The pungent smell of the spray associated with skunks has inspired countless home remedies over the years, including tomato juice, hydrogen peroxide and baking soda, but researchers at the University of Oklahoma have identified a compound from fungi that safely and effectively neutralizes skunk spray odor.
OU Regents’ Professor Robert Cichewicz and his team at the Natural Products Discovery Group published their findings in a recent edition of the American Chemical Society’s Journal of Natural Products.
The team previously identified a fungi, called pericosine A, and wondered how it would react with the chemicals in skunk spray. Different compounds from the skunk spray were each mixed with pericosine A, and two were neutralized by the fungi. Then, the team slightly altered the structure of pericosine A and adjusted other ingredients in the reaction. That change produced a formula that would be safer and more effective for skin application following a skunk attack.
“We have laid the foundation for how one would go about using it, and have provided an initial assessment of its safety,” said Cichewicz. “We are looking forward to see how it could be used commercially.”

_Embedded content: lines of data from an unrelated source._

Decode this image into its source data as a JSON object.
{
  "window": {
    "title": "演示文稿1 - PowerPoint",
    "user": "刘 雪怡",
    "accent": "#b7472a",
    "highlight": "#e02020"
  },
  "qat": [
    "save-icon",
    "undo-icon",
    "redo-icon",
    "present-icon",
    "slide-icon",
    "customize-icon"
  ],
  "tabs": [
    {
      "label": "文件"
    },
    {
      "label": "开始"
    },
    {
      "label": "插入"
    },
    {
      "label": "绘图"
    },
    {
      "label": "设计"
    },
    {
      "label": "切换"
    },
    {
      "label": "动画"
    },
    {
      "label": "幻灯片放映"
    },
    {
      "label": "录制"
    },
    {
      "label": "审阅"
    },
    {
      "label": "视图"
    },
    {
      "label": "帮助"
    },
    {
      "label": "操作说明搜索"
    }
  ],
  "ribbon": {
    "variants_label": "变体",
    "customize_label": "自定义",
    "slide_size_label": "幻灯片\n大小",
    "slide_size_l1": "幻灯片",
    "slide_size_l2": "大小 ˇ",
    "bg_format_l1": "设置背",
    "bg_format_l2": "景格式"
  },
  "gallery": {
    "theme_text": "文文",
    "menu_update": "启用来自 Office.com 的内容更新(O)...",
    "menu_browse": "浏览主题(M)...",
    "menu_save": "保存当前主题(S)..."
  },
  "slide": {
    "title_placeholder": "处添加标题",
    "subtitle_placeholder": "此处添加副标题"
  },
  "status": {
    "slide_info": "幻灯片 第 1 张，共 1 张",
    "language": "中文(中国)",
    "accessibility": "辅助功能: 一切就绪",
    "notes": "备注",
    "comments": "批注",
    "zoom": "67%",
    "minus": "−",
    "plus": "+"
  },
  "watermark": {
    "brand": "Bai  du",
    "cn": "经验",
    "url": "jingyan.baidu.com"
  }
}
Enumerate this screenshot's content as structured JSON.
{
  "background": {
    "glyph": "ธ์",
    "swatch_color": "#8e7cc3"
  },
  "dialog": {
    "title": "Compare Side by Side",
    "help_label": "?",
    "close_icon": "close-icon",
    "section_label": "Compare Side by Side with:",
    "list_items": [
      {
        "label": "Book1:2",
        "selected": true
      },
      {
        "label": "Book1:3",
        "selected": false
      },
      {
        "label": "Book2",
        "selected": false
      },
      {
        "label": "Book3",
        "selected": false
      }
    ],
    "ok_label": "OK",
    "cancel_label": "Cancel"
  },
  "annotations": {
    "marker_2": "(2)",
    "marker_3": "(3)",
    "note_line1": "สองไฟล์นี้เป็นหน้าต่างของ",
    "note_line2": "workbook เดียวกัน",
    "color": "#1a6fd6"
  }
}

The NPDG Lab uses a variety of chemical and molecular research methods for converting chemicals found in nature into compounds that can improve people’s lives. The lab is known for the “What’s In Your Backyard” program, providing citizen scientists an opportunity to send in samples from their dirt at home to see if any compounds could be isolated to help cure disease. Science Museum Oklahoma hosted an exhibit of the lab’s work in their “Decomposition: Discovering the Beauty and Magnificence of Fungi” in 2018.